Parents, don't fall into the trap that your kids should be allowed to play all day, every day. Don't tell yourself that since they have to work for the rest of their lives, that they should be able to do whatever they want right now. If you do, I'm afraid your setting them up for failure. Teach them how to work, how to use their bodies to do something useful and to use their brains to always figure out a better way. Teach them that being productive can in many ways be more satisfying than hours of entertainment. Teach them that work is a part of reality and that rest is a reward for the time spent accomplishing a task. Teach them that brains and brawn work better together than apart.

All-in-all, kids should be able to be kids, they should get plenty of time to play and exercise their imagination, they should be taught how to work with their bodies and how to think with their brains. They need to know that all of life is not fun and play, or they'll be like so many today - selfish and lazy.

I know I'm a young parent and so you probably think that I need about 15 more years of parenting under my belt in order to give this advice. I am giving you this advice out of experience though. Maybe not out of experience of being a parent, but experience of being a child who was taught by two very hard working, smart, and productive parents. Parents who thought it better for me to learn how to raise animals, grow a garden, take care of a house, be studious in school, and to know what was involved in real life than having me grow up to believe that life was all about gratifying self.

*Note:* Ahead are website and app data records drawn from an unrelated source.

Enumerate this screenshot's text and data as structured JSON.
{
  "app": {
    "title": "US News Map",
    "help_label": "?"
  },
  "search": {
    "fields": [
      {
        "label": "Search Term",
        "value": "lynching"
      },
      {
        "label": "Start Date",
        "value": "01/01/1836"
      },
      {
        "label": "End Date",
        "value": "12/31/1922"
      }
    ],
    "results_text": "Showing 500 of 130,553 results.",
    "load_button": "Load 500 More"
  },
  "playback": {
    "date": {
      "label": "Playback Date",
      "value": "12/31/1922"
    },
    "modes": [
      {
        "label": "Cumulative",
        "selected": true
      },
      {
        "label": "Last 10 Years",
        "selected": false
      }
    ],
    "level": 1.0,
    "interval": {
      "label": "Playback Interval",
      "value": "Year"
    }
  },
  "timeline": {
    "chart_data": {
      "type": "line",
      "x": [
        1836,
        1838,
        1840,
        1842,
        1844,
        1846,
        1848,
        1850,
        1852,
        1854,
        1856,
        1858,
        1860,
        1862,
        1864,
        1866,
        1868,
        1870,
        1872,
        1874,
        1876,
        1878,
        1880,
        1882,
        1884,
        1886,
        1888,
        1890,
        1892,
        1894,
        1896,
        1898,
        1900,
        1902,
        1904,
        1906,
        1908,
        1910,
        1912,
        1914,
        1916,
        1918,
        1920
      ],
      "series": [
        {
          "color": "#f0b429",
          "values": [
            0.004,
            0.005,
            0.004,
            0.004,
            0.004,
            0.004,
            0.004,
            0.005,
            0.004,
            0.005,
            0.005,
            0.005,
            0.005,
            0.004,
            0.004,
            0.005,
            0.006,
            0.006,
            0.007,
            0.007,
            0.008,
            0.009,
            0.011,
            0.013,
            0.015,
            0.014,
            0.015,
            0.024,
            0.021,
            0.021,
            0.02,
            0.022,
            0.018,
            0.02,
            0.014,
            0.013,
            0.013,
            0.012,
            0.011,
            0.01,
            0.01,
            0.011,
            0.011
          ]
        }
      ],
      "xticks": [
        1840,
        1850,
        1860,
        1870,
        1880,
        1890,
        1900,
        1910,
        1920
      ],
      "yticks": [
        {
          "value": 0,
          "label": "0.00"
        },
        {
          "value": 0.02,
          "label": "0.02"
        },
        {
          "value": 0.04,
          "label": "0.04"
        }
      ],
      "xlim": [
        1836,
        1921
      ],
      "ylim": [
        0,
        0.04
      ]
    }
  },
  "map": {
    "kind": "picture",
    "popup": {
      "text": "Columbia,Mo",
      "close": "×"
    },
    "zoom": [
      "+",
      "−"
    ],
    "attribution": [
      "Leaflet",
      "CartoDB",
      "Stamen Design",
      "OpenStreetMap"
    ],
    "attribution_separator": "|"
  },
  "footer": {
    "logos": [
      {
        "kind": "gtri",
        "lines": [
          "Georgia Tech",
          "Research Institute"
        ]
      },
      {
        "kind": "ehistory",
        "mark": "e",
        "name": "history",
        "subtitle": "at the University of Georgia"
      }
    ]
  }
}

Steppin' down now.


  1. I love this post! You basically summed up how my husband and I were raised, and how we want to raise our future kids. It is shocking for us sometimes to see the people our age (mid-late twenties) who still live and behave basically like spoiled children. They were never set up to succeed in life. Still living at home with no career or life ambitions, or knowledge on how to run or maintain a household. I am so glad I was raised the "old fashioned" way. It definitely made life easier for me once I was grown and on my own!

  2. Couldn't agree more! Many "kids" nowadays (since you & I aren't of the youngest generations anymore! Lol) have barely put down their cell phones to do some good, dare I say "old fashioned" manual labor. On the other end of the spectrum, there are college graduates with Master's degrees who are not able to find work in the field they got their education in, and are severely in debt. The jobs they CAN get are not equal to the debt their in to get that degree.

    It goes back to being a well-rounded person. It's important to have an education, or at least strive to do non-biased self-education if schooling is not in the cards, but it's also equally important to know what physical work is like. Not only is it beneficial in the long run, it also gives a person a sense of open-mindedness and understanding when being empathetic to the extreme physical laborers in our society, especially those doing the work and STILL not receiving a proper living wage. It also can make a young person (or hopefully ANY person, for that matter) realize that success and living securely can come in both forms which will give them skills needed during their own life.

  3. Applause! Applause! Great post! Our world needs more parents with ideals such as yours. There is nothing quite as satisfying as sitting back at the end of a long, hard day & being able to see & appreciate the work accomplished.

  4. I so agree!
    When our society decided kids would be better of "just being a kid", instead of physically contributing and learning they did a disservice to everyone. I know I wanted to to do things, learn and contribute as a child. why quelch their natural desire to be involved? I think that learning skills that allow them to contribute to the needs of the family and by extension their community results in children and then adults who are more engaged and contribute more in their communities. Not only do they have important practical skills but value themselves, have a strong work ethic, since of responsibility and know the value of hard work.

  5. Great post. It is much needed in today's world!!


Have a seat, enjoy the conversation, and welcome to the farm.